• **What to work on**
An exact copy of every record below is what's needed here.

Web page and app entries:
----------------

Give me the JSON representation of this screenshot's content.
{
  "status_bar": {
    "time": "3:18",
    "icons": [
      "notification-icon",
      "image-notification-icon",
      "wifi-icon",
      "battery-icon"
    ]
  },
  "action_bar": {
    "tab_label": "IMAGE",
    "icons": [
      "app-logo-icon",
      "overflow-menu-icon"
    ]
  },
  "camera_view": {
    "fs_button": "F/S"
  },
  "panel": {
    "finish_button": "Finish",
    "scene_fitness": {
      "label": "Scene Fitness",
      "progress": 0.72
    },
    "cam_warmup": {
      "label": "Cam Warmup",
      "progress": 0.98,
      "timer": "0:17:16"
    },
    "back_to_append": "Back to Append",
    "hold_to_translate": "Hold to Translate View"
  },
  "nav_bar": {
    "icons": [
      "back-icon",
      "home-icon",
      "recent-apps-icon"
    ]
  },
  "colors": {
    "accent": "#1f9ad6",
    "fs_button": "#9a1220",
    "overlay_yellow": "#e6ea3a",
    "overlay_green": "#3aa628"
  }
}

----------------

• **Answer to this exercise**
Give me the JSON representation of this screenshot's content.
{
  "status_bar": {
    "time": "3:18",
    "icons": [
      "notification-icon",
      "image-notification-icon",
      "wifi-icon",
      "battery-icon"
    ]
  },
  "action_bar": {
    "tab_label": "IMAGE",
    "icons": [
      "app-logo-icon",
      "overflow-menu-icon"
    ]
  },
  "camera_view": {
    "fs_button": "F/S"
  },
  "panel": {
    "finish_button": "Finish",
    "scene_fitness": {
      "label": "Scene Fitness",
      "progress": 0.72
    },
    "cam_warmup": {
      "label": "Cam Warmup",
      "progress": 0.98,
      "timer": "0:17:16"
    },
    "back_to_append": "Back to Append",
    "hold_to_translate": "Hold to Translate View"
  },
  "nav_bar": {
    "icons": [
      "back-icon",
      "home-icon",
      "recent-apps-icon"
    ]
  },
  "colors": {
    "accent": "#1f9ad6",
    "fs_button": "#9a1220",
    "overlay_yellow": "#e6ea3a",
    "overlay_green": "#3aa628"
  }
}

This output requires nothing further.